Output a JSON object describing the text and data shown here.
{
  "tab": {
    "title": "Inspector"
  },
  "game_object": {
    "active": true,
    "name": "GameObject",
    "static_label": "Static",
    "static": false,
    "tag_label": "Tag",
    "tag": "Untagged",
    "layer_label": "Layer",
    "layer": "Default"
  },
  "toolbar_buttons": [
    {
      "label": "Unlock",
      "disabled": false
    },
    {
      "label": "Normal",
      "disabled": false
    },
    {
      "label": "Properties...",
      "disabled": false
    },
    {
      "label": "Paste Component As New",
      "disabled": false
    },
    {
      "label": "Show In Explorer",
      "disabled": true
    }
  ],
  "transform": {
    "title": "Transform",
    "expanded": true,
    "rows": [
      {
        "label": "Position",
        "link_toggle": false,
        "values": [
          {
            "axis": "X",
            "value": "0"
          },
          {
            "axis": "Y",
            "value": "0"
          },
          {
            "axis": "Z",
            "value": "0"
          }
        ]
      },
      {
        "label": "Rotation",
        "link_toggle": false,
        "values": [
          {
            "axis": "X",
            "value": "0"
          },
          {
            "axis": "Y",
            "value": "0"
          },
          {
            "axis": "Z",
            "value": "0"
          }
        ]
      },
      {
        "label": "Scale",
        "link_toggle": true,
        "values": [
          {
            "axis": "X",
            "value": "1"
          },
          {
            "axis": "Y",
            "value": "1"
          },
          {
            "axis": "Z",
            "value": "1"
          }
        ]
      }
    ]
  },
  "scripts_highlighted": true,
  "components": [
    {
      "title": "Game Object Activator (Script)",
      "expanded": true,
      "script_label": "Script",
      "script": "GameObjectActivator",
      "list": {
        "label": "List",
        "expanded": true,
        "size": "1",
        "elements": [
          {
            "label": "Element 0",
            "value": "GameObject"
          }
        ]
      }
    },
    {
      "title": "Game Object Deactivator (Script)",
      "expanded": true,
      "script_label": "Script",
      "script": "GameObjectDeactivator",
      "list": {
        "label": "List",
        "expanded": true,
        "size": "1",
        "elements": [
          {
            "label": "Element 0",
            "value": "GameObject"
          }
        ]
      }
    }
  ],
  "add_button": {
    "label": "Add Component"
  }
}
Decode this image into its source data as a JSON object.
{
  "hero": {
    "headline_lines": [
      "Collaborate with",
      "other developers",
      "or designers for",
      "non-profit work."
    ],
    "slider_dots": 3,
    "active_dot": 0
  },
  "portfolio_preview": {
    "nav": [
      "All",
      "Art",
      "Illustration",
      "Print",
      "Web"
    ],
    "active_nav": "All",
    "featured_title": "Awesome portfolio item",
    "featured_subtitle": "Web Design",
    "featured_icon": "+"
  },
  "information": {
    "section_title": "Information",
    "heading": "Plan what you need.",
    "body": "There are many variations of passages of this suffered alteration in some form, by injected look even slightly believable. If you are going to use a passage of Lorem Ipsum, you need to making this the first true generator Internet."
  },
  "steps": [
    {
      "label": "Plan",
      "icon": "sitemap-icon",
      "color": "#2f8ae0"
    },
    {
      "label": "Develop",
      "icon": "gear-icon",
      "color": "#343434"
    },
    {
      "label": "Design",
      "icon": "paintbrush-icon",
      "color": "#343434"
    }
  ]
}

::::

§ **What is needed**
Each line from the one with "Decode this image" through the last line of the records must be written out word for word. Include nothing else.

§ **Answer to this exercise**
Decode this image into its source data as a JSON object.
{
  "hero": {
    "headline_lines": [
      "Collaborate with",
      "other developers",
      "or designers for",
      "non-profit work."
    ],
    "slider_dots": 3,
    "active_dot": 0
  },
  "portfolio_preview": {
    "nav": [
      "All",
      "Art",
      "Illustration",
      "Print",
      "Web"
    ],
    "active_nav": "All",
    "featured_title": "Awesome portfolio item",
    "featured_subtitle": "Web Design",
    "featured_icon": "+"
  },
  "information": {
    "section_title": "Information",
    "heading": "Plan what you need.",
    "body": "There are many variations of passages of this suffered alteration in some form, by injected look even slightly believable. If you are going to use a passage of Lorem Ipsum, you need to making this the first true generator Internet."
  },
  "steps": [
    {
      "label": "Plan",
      "icon": "sitemap-icon",
      "color": "#2f8ae0"
    },
    {
      "label": "Develop",
      "icon": "gear-icon",
      "color": "#343434"
    },
    {
      "label": "Design",
      "icon": "paintbrush-icon",
      "color": "#343434"
    }
  ]
}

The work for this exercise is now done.